## [Required work]
Make a tally of the lines in the records that include the string "mask", and give only that number.

## [Given entries]
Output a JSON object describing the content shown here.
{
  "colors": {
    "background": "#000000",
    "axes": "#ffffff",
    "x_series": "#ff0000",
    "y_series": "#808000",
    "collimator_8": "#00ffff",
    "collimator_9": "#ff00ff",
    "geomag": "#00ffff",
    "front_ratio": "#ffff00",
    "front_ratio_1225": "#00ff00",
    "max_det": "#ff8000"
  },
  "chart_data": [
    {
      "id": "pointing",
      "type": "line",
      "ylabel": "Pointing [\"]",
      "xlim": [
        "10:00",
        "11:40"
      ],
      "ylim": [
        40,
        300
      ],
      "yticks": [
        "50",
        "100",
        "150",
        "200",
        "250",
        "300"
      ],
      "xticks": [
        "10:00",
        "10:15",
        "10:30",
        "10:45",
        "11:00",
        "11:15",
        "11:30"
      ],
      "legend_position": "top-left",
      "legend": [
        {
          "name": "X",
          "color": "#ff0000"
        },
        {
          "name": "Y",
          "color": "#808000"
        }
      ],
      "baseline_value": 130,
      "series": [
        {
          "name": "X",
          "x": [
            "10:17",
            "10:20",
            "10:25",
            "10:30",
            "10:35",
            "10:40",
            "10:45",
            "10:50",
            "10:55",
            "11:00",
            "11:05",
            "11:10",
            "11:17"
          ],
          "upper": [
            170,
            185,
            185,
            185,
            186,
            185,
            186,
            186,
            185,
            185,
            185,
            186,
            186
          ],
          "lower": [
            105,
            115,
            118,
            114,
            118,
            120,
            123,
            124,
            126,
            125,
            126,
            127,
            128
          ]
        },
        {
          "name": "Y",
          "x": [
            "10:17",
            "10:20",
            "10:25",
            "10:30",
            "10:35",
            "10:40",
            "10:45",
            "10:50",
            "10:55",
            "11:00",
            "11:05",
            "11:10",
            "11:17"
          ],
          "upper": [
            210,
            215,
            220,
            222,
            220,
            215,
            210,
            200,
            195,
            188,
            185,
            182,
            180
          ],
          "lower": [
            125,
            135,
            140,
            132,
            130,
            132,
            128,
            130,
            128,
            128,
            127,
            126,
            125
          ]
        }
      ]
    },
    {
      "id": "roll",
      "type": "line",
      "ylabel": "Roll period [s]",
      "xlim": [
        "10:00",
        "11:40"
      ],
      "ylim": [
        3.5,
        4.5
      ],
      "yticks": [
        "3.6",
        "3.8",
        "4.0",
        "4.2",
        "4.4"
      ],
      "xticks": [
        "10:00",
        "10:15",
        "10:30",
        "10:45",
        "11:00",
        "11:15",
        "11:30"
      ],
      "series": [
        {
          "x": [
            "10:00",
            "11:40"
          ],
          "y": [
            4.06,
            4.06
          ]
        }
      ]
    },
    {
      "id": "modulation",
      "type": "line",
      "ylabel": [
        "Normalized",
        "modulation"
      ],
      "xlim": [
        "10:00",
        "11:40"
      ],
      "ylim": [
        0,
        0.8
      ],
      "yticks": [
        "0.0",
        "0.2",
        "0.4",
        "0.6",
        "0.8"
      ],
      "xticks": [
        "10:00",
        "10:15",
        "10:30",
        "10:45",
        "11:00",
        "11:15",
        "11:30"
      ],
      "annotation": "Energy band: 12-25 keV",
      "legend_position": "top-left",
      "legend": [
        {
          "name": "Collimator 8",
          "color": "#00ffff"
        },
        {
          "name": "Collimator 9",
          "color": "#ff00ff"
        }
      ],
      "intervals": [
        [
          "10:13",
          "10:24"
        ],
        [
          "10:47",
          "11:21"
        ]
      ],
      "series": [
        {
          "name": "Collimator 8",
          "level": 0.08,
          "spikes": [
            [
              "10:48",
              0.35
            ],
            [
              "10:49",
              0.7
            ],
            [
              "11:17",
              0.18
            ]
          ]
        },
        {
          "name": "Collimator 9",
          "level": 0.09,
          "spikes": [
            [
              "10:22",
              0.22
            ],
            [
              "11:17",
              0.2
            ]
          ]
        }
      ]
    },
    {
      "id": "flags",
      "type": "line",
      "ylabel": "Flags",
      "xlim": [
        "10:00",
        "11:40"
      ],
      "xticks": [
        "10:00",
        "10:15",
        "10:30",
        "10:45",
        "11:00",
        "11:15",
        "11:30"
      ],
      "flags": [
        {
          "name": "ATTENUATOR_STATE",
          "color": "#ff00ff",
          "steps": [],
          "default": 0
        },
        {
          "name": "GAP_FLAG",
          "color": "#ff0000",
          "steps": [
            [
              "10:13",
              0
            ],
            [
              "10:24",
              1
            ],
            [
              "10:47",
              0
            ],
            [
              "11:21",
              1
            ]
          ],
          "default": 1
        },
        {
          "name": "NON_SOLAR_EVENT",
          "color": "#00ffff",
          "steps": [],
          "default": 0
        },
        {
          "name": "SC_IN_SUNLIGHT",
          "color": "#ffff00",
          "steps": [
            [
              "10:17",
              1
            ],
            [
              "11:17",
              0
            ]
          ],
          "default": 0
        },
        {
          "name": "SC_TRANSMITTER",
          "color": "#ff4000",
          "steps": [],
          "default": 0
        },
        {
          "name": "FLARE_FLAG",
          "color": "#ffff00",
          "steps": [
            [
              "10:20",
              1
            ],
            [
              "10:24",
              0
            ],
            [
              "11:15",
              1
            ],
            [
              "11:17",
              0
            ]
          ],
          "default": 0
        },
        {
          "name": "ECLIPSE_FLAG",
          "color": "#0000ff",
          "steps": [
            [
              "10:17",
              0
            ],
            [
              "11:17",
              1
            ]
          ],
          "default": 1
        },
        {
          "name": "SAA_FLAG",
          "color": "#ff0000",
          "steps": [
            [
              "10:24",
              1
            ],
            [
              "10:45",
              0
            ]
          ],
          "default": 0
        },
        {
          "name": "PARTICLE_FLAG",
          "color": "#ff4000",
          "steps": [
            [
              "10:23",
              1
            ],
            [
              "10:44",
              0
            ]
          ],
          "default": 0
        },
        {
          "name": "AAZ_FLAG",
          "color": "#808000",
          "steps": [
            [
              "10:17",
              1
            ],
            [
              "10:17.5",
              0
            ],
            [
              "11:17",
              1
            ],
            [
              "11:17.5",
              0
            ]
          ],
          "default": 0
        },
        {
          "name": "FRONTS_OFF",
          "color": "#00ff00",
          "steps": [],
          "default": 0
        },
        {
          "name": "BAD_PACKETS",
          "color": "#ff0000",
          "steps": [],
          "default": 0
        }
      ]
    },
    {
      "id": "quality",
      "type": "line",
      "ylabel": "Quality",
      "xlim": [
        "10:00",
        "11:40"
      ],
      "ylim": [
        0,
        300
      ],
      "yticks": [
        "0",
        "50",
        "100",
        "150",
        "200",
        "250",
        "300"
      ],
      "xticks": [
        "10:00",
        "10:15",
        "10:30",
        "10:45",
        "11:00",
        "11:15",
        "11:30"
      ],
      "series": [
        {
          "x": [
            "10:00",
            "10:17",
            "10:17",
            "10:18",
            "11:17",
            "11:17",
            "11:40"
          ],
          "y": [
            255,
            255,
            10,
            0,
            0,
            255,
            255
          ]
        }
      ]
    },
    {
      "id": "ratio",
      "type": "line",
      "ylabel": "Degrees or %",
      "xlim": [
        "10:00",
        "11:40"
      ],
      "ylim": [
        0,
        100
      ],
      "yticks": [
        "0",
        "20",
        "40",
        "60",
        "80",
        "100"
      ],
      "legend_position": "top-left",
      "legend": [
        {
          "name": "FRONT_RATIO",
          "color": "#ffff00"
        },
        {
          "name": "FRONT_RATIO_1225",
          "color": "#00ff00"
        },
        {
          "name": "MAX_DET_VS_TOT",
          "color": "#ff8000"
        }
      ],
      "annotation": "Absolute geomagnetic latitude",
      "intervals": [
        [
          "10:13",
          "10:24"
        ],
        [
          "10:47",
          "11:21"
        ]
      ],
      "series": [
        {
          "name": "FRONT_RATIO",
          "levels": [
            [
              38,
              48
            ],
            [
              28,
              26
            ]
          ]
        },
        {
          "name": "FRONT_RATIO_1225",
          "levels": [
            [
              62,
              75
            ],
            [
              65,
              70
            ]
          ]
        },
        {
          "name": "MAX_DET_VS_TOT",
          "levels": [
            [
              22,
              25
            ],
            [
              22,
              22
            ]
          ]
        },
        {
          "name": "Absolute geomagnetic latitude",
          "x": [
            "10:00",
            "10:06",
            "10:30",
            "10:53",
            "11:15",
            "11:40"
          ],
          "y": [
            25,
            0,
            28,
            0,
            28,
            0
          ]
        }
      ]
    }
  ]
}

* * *

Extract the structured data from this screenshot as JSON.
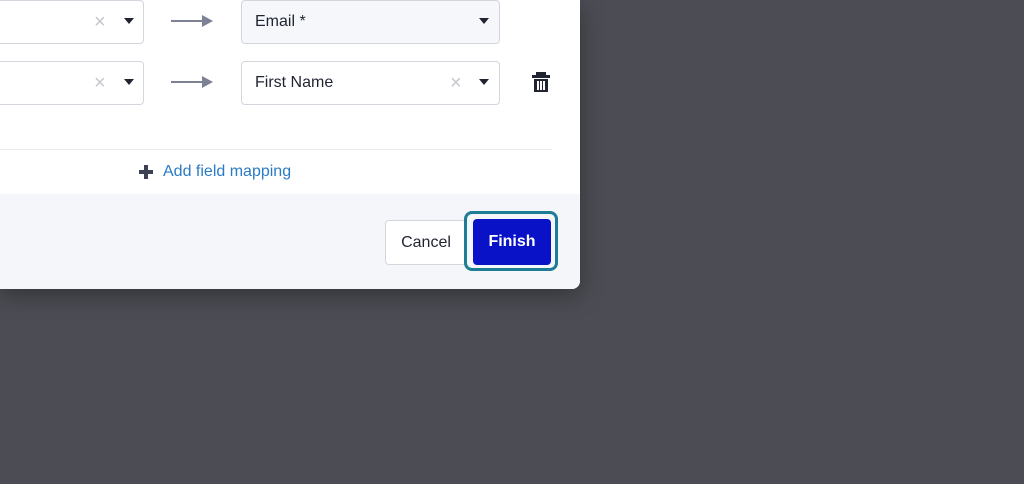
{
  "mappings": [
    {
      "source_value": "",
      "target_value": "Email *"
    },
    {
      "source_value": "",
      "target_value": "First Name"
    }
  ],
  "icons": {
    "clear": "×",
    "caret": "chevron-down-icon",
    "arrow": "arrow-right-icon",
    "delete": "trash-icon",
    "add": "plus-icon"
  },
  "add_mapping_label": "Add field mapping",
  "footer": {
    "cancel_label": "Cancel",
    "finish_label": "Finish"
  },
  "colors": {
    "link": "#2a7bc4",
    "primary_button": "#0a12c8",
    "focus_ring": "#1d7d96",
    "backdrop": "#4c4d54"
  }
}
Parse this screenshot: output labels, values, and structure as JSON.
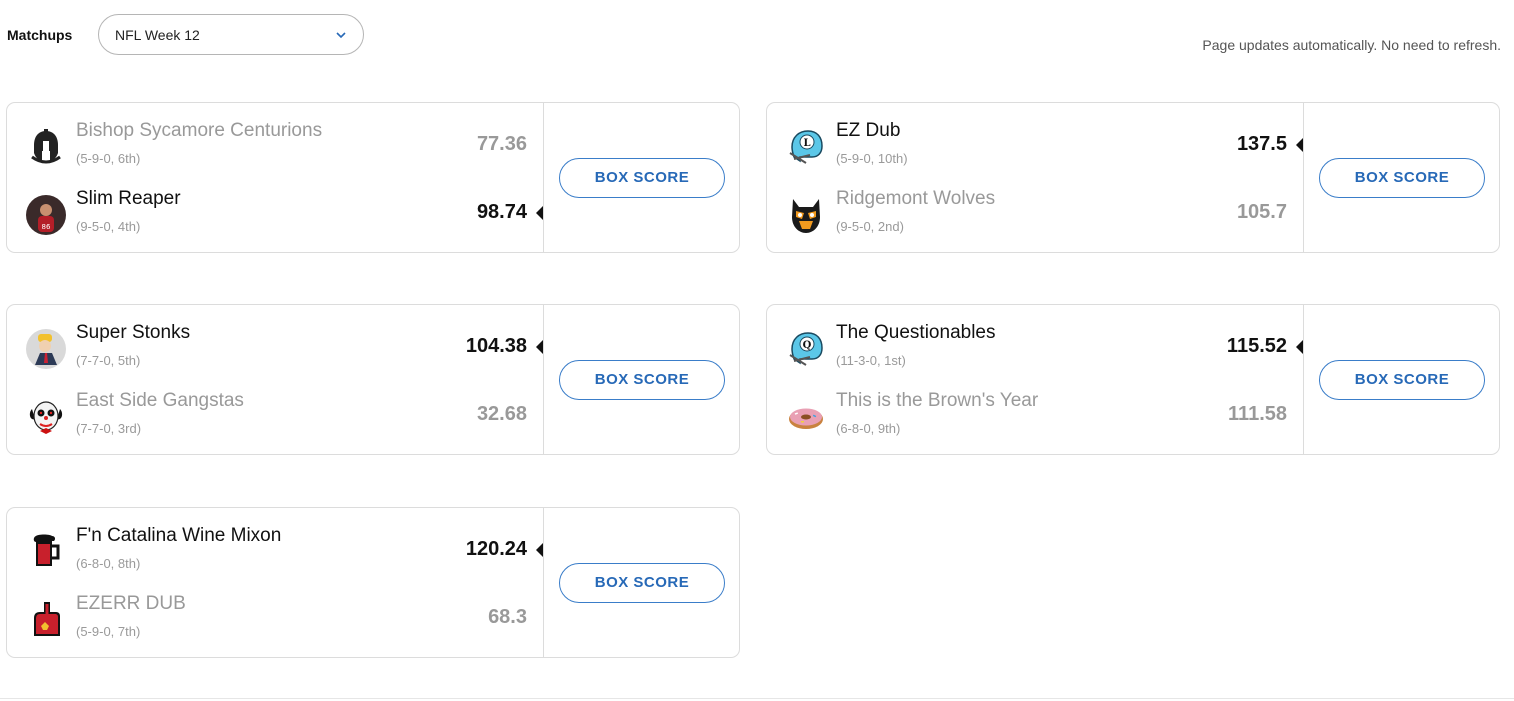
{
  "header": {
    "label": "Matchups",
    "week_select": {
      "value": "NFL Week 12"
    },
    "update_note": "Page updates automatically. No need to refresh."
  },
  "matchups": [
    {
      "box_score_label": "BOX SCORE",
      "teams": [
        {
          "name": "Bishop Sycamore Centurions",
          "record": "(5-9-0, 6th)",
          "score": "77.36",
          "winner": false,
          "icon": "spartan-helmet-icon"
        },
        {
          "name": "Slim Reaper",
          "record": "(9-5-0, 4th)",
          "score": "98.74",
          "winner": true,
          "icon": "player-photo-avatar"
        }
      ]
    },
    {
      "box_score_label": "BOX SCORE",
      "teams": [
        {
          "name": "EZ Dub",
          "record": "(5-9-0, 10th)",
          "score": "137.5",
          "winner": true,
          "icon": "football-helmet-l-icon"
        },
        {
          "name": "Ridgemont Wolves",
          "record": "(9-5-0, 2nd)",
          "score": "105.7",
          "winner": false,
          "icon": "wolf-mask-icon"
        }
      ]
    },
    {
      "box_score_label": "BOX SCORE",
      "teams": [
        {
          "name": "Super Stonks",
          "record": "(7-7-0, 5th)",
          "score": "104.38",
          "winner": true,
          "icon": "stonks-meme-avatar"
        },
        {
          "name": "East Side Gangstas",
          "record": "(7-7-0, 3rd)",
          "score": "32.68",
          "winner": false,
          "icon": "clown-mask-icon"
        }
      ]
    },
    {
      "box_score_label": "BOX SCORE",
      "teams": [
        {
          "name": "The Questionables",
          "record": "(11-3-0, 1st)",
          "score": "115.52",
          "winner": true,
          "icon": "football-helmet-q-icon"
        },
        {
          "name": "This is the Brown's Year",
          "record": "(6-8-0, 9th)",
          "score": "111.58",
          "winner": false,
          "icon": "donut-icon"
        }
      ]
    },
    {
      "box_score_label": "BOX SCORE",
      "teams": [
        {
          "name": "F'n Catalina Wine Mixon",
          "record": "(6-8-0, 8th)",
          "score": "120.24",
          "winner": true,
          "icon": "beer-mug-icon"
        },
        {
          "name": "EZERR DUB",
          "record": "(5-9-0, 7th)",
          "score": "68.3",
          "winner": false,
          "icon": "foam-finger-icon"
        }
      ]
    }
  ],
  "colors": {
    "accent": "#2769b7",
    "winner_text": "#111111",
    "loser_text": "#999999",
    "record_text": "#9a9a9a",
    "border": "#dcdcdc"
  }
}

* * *

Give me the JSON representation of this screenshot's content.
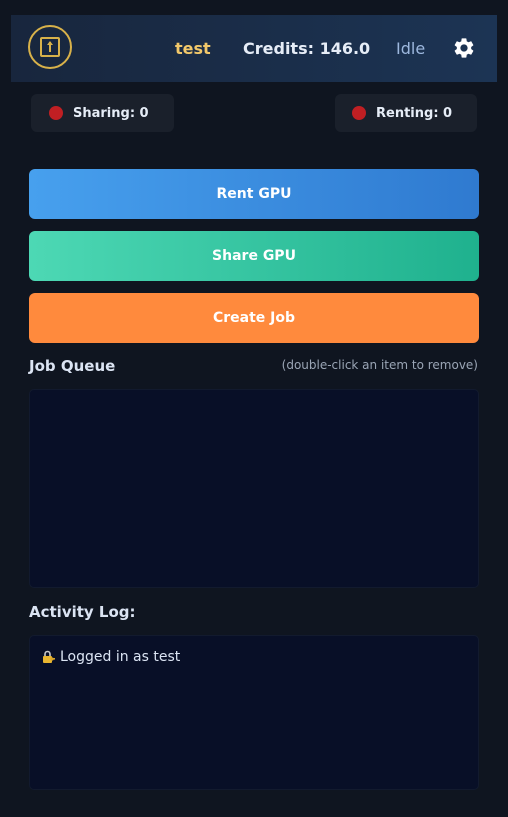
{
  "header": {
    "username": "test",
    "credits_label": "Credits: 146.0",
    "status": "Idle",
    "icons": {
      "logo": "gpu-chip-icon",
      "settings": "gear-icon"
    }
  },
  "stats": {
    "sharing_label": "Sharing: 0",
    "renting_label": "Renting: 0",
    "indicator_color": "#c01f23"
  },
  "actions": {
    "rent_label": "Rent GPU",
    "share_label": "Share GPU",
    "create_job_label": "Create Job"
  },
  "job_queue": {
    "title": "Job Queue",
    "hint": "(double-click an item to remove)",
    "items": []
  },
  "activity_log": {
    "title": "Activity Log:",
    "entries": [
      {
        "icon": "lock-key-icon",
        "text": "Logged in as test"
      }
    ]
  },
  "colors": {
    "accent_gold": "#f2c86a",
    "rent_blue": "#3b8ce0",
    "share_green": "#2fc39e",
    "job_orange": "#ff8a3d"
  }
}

## [Answer box]
2